Crippling of Cracow’s Economy Slows Down Expulsion of Jews
Menu JTA Search

Crippling of Cracow’s Economy Slows Down Expulsion of Jews

Download PDF for this date

The Nazi plan to expel the entire Jewish population from Cracow has struck another snag, according to reports reaching Geneva from Nazi-occupied Poland.

Determined to make the capital of the Government-General “judenreim” the Nazi administration has renewed its efforts to replace Jews in factories and in artisanship with Germans repatriated from Soviet Russia and the Baltic countries. It has also ordered the expulsion of many Jewish doctors and small traders from Cracow.
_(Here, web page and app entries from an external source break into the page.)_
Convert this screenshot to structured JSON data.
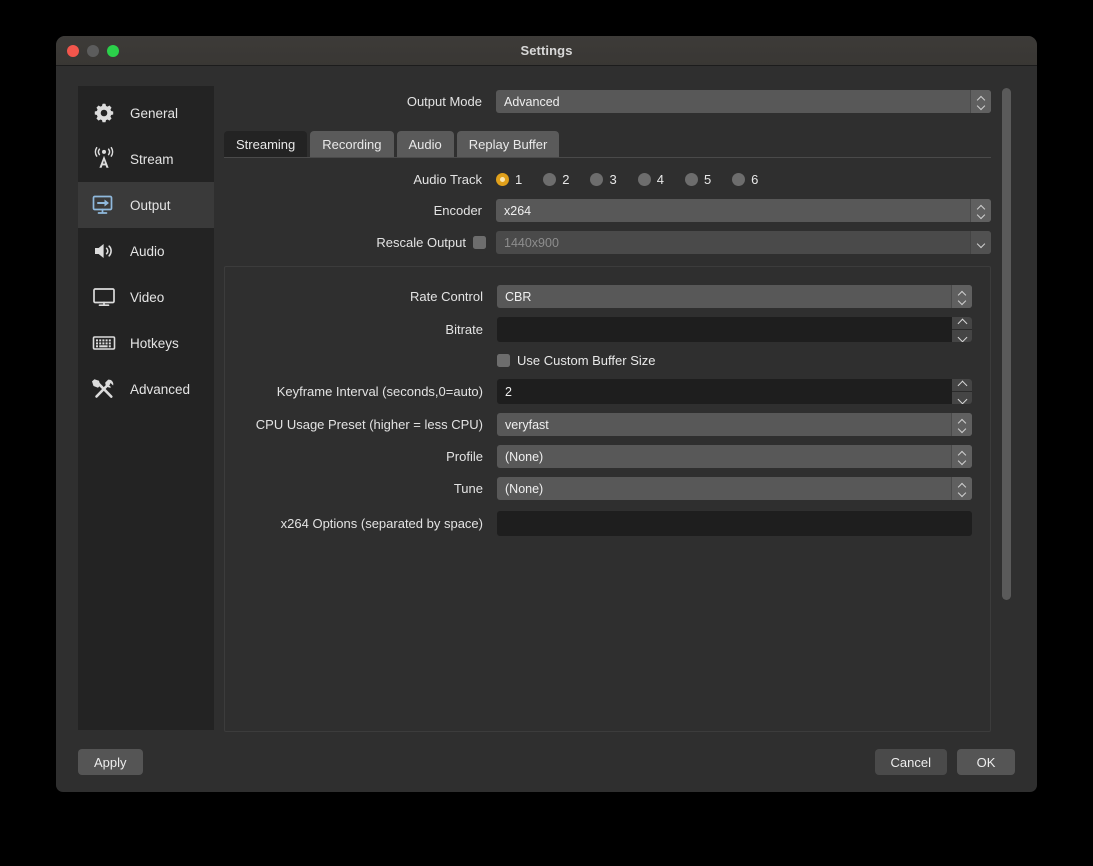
{
  "window": {
    "title": "Settings",
    "traffic_lights": [
      "close-red",
      "minimize-grey",
      "zoom-green"
    ]
  },
  "sidebar": {
    "items": [
      {
        "label": "General",
        "icon": "gear-icon",
        "selected": false
      },
      {
        "label": "Stream",
        "icon": "broadcast-icon",
        "selected": false
      },
      {
        "label": "Output",
        "icon": "monitor-arrow-icon",
        "selected": true
      },
      {
        "label": "Audio",
        "icon": "speaker-icon",
        "selected": false
      },
      {
        "label": "Video",
        "icon": "monitor-icon",
        "selected": false
      },
      {
        "label": "Hotkeys",
        "icon": "keyboard-icon",
        "selected": false
      },
      {
        "label": "Advanced",
        "icon": "tools-icon",
        "selected": false
      }
    ]
  },
  "output_mode": {
    "label": "Output Mode",
    "value": "Advanced"
  },
  "tabs": [
    {
      "label": "Streaming",
      "active": true
    },
    {
      "label": "Recording",
      "active": false
    },
    {
      "label": "Audio",
      "active": false
    },
    {
      "label": "Replay Buffer",
      "active": false
    }
  ],
  "streaming": {
    "audio_track": {
      "label": "Audio Track",
      "options": [
        "1",
        "2",
        "3",
        "4",
        "5",
        "6"
      ],
      "selected": "1",
      "selected_color": "#e0a01b"
    },
    "encoder": {
      "label": "Encoder",
      "value": "x264"
    },
    "rescale_output": {
      "label": "Rescale Output",
      "checked": false,
      "value": "1440x900",
      "enabled": false
    },
    "rate_control": {
      "label": "Rate Control",
      "value": "CBR"
    },
    "bitrate": {
      "label": "Bitrate",
      "value": ""
    },
    "use_custom_buffer_size": {
      "label": "Use Custom Buffer Size",
      "checked": false
    },
    "keyframe_interval": {
      "label": "Keyframe Interval (seconds,0=auto)",
      "value": "2"
    },
    "cpu_usage_preset": {
      "label": "CPU Usage Preset (higher = less CPU)",
      "value": "veryfast"
    },
    "profile": {
      "label": "Profile",
      "value": "(None)"
    },
    "tune": {
      "label": "Tune",
      "value": "(None)"
    },
    "x264_options": {
      "label": "x264 Options (separated by space)",
      "value": ""
    }
  },
  "footer": {
    "apply": "Apply",
    "cancel": "Cancel",
    "ok": "OK"
  }
}
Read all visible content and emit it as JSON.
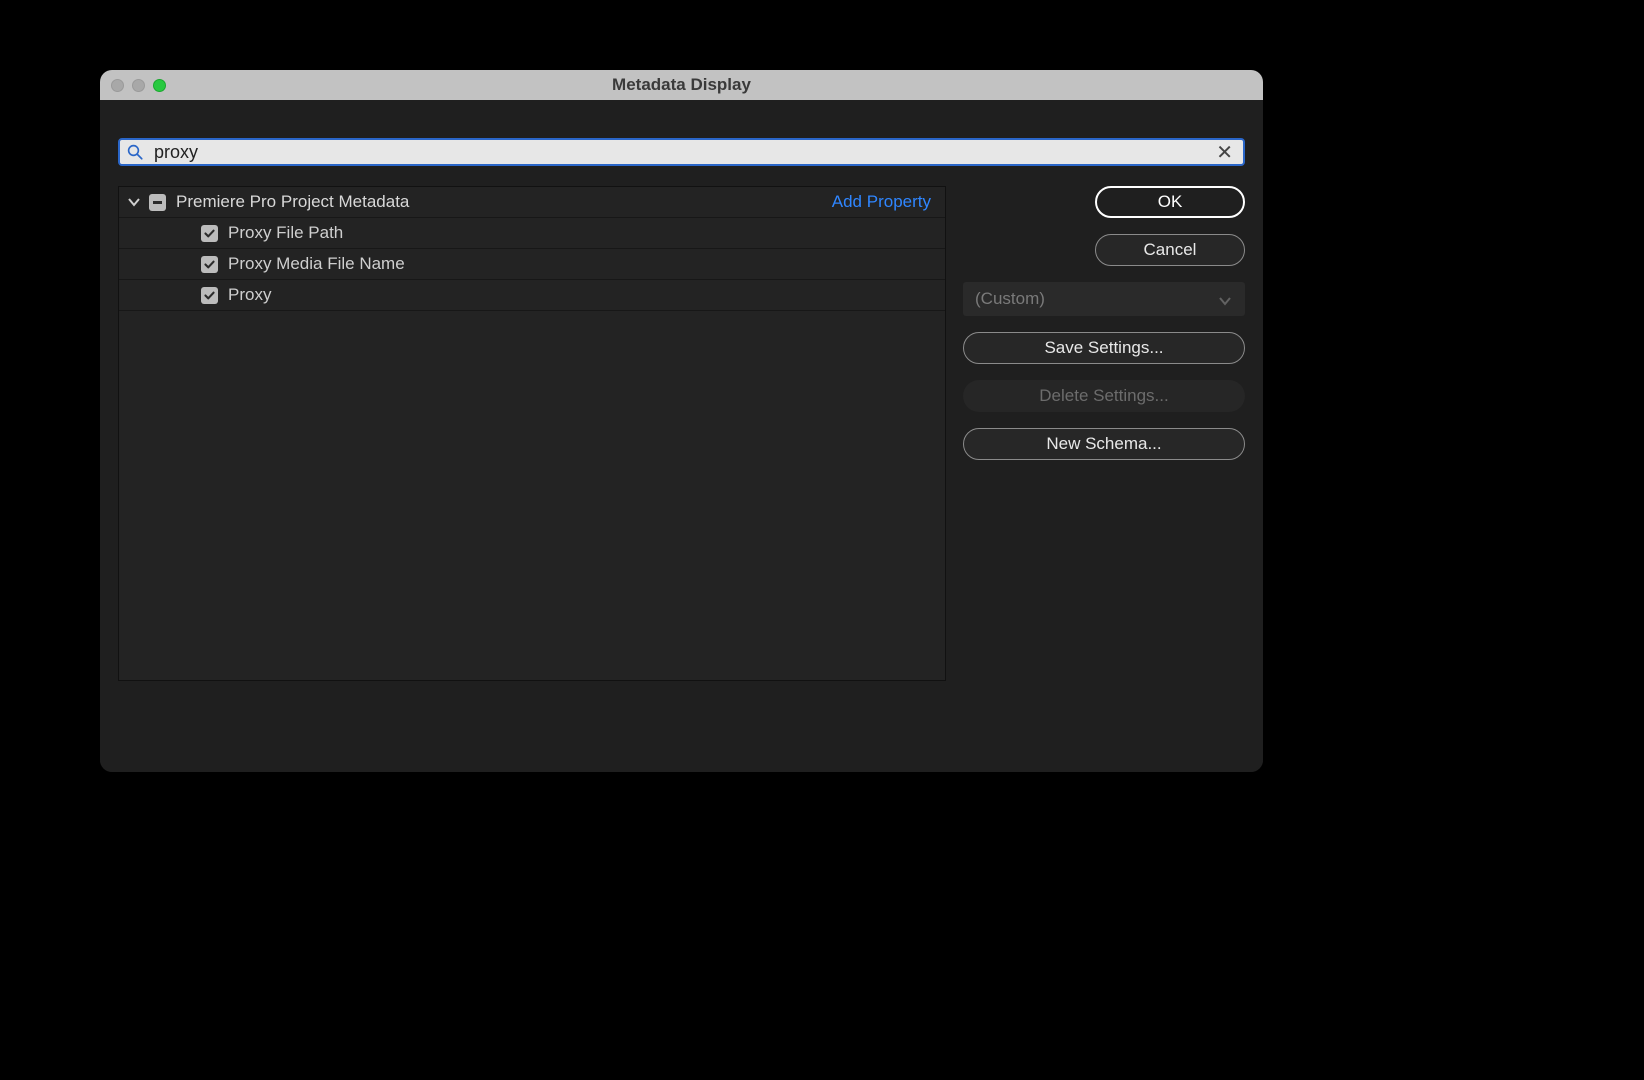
{
  "window": {
    "title": "Metadata Display"
  },
  "search": {
    "value": "proxy"
  },
  "tree": {
    "group_label": "Premiere Pro Project Metadata",
    "add_property_label": "Add Property",
    "items": [
      {
        "label": "Proxy File Path"
      },
      {
        "label": "Proxy Media File Name"
      },
      {
        "label": "Proxy"
      }
    ]
  },
  "side": {
    "ok": "OK",
    "cancel": "Cancel",
    "preset_selected": "(Custom)",
    "save_settings": "Save Settings...",
    "delete_settings": "Delete Settings...",
    "new_schema": "New Schema..."
  }
}
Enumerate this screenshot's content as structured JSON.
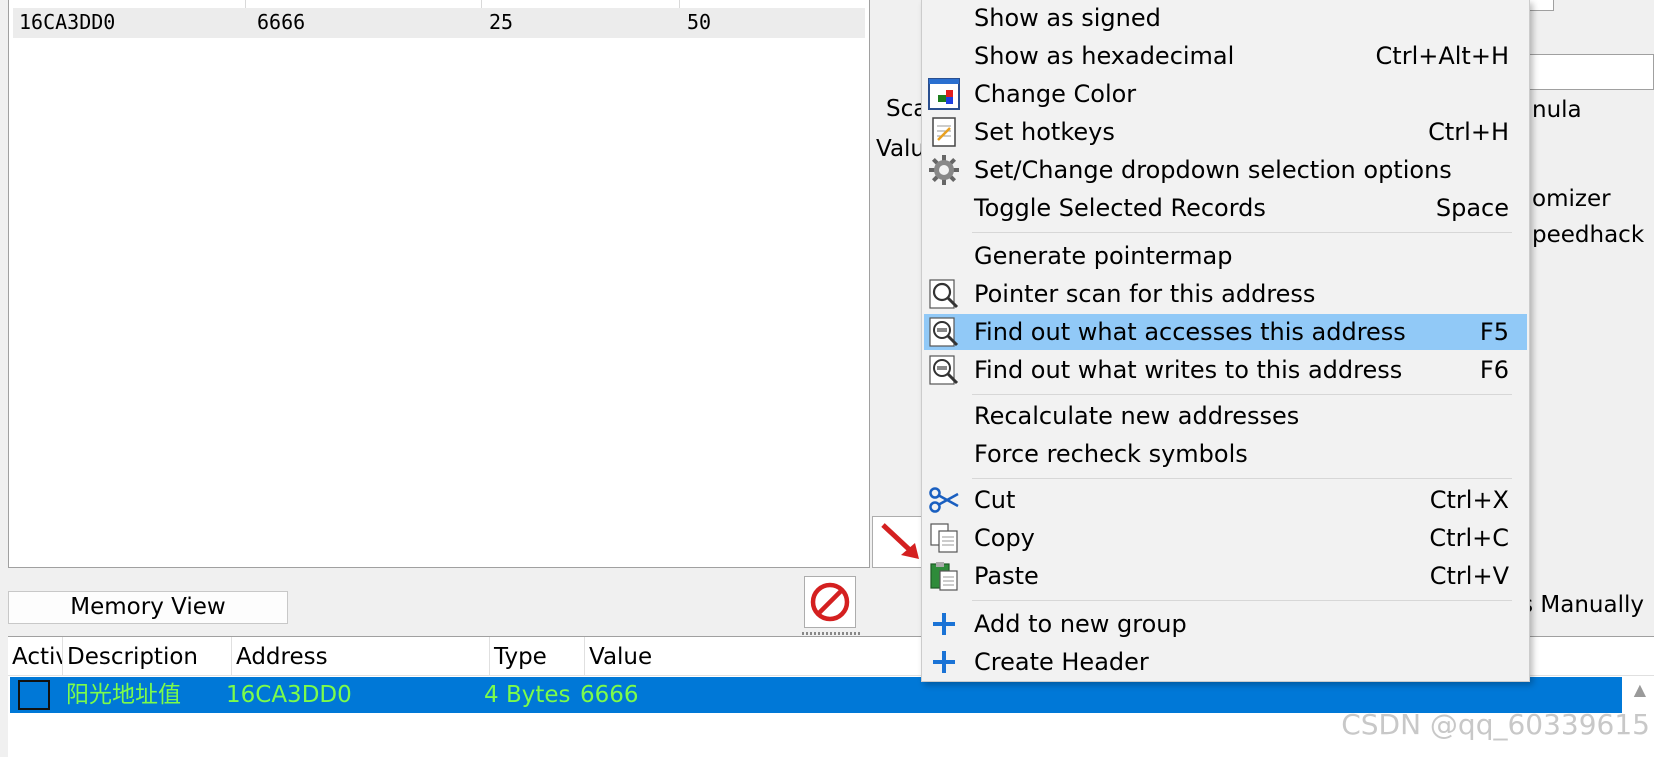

This drive, like previous efforts to get rid of the Jewish population in Cracow, has seriously hampered the economic life of the city and led to modification of the expulsion order.

Official Nazi data recently published in Cracow reveals that there are now in this city more than 20,000 Jewish factory workers and artisans, including 4,000 engaged in the textile industry and many hundreds in the metallurgical industry. Many Jews are also irreplaceable as engineers, mechanics and doctors. The process of expelling the Jews from Cracow must, therefore, proceed at a much slower tempo than originally planned, the Nazis have reluctantly concluded.

It is estimated that of the 65,000 Jews who resided in Cracow before the Nazi occupation, more than half are still in Cracow. The expulsion will continue at a gradual pace, it was reported.

Meanwhile, the Jewish community of Cracow decided to open schools for Jewish children. A registration conducted by the community established that there are 4,023 Jewish children of school age. They will all be accommodated in the Jewish community schools.

Establishment of a walled ghetto for the 300,000 Jews of Warsaw has been followed by a Nazi order for institution of a ghetto in Radom, it was reported. According to the Krakauer Zeitung, German organ in Poland, Jews in Radom have been ordered to leave the center of the city for a ghetto comprising a small quarter able to hold only part of their number. The remainder will be obliged to leave soon for the provinces.

(Previous reports had said that all the Jews of Radom would be expelled.)

Founding Funders

The digitization of the JTA Archive would not have been possible without the generous support of the following donors:
  • The Gottesman Fund
  • Righteous Persons Foundation
  • Charles H. Revson Foundation
  • Elisa Spungen Bildner and Robert Bildner, in honor of Norma Spungen
  • George S. Blumenthal
  • Grace and Scott Offen Charitable Fund